    Where the power company has ponied-up has been where there has been catastrophic damage -- panels which melted or caught fire. Those are the well-publicized examples. Standing behind their product is something that our local power company is proud of, and I believe that it would pay for any damage caused by delivering bad power. While I have had numerous occasions to call the power company to fix problems on the delivery side, most power quality problems around here originate on the customer side of the service drop.

    Around here, if you were to call the power company, it would usually tell you to hire an electrician to make sure that the customer-owned equipment is in good order. On an overhead service, the customer's responsibility begins on the house-side of the service drop connections. If you're having intermittent brown-outs, the power company might come and redo the splices/taps at the service drop, as those can sometimes work loose.

    The electrician would make sure that your electrical service is properly grounded: metal underground waterpipe, if available, and two groundrods. The phone, cable, and satellite should all be bonded to the service ground, and those providers should do that for free. All the connections in the panels should be checked and tightened. The busbar in the panel should be inspected by removing some circuit breakers. Poor connections in the panel can cause problems downstream, and can also cause damaging overheating in the panel.

    A whole house surge suppressor is inexpensive, and many brands will simply snap into the panel as a circuit breaker would. They are effective, and IMHO a real good idea. This does not eliminate the need for point of use surge protection. Installing surge protection for the other utilities is also a good idea. I have heard that phone lines carry the most surges, though I couldn't say whether most of these would cause damage. I have seen telephone modems and DSL filters get fried.

    If you are in a lightning-prone area, be sure to protect your well pump wire, as it can bring lightning energy into your house. I disagree with the poster who suggested that underground power might be less prone to lightning effects. Underground wires will act as antennas, and as we all know, lightning is trying to reach earth. I have seen a number of cases where the lightning followed underground wires, and tree roots, to get into houses. Lightning protection for underground telephone lines is SOP.

    The power company does have equipment which can monitor the incoming power, though it can be difficult to convince them to install it. There are also some electricians who are equipped to do the same, though that service might be somewhat costly. I don't know if the new "smart meters" are able to provide that kind of information, but it would be great if they could. They are just beginning to install them in Maine, and I don't know much about them.
    Mike
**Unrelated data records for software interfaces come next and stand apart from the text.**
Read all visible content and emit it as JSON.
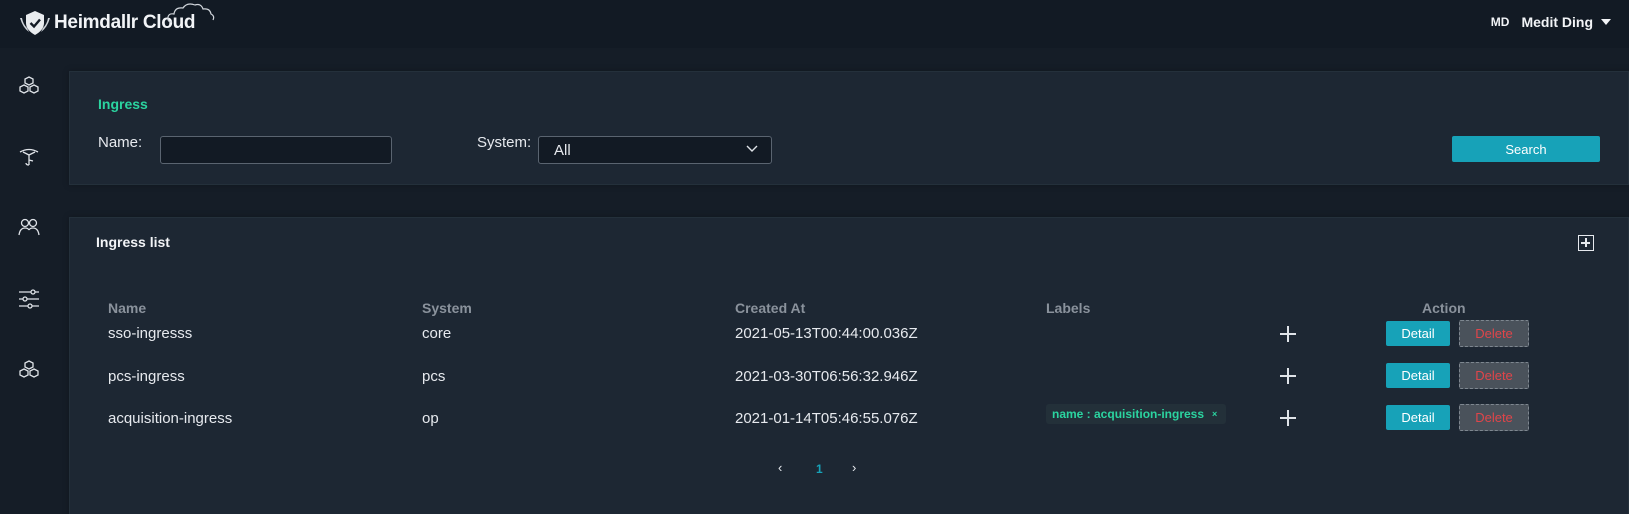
{
  "app": {
    "title": "Heimdallr Cloud"
  },
  "user": {
    "initials": "MD",
    "name": "Medit Ding"
  },
  "sidebar": {
    "items": [
      {
        "icon": "cubes-icon"
      },
      {
        "icon": "network-icon"
      },
      {
        "icon": "users-icon"
      },
      {
        "icon": "sliders-icon"
      },
      {
        "icon": "cubes-icon"
      }
    ]
  },
  "filter": {
    "title": "Ingress",
    "name_label": "Name:",
    "name_value": "",
    "system_label": "System:",
    "system_value": "All",
    "search_label": "Search"
  },
  "list": {
    "title": "Ingress list",
    "columns": {
      "name": "Name",
      "system": "System",
      "created": "Created At",
      "labels": "Labels",
      "action": "Action"
    },
    "rows": [
      {
        "name": "sso-ingresss",
        "system": "core",
        "created": "2021-05-13T00:44:00.036Z",
        "labels": []
      },
      {
        "name": "pcs-ingress",
        "system": "pcs",
        "created": "2021-03-30T06:56:32.946Z",
        "labels": []
      },
      {
        "name": "acquisition-ingress",
        "system": "op",
        "created": "2021-01-14T05:46:55.076Z",
        "labels": [
          "name : acquisition-ingress"
        ]
      }
    ],
    "detail_label": "Detail",
    "delete_label": "Delete",
    "label_remove": "×"
  },
  "pagination": {
    "prev": "‹",
    "page": "1",
    "next": "›"
  },
  "colors": {
    "accent": "#17a2b8",
    "title_green": "#2bd4a0",
    "danger": "#e0454a"
  }
}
Page 3 of 5 FirstFirst 12345 LastLast

Similar Threads

  1. Replies: 37
    Last Post: 08-17-2009, 10:09 PM
  2. Free Low Power Computer
    By Luremaker in forum Related Topics
    Replies: 5
    Last Post: 03-28-2008, 02:00 PM
  3. Goodbye Kubota, Hello Power Trac
    By MChalkley in forum Power Trac
    Replies: 107
    Last Post: 05-20-2002, 04:52 AM
  4. An Electric Lesson
    By Joe_W in forum Related Topics
    Replies: 83
    Last Post: 08-13-2001, 09:12 AM
  5. Independent Electric Power
    By hayden in forum Related Topics
    Replies: 3
    Last Post: 05-24-2001, 08:51 AM

Posting Permissions

  • You may not post new threads
  • You may not post replies
  • You may not post attachments
  • You may not edit your posts
  •  
© 2014 TractorByNet.com. TractorByNet is a registered trademark of IMC Digital Universe, Inc. Other trademarks on this page are the property of their respective owners.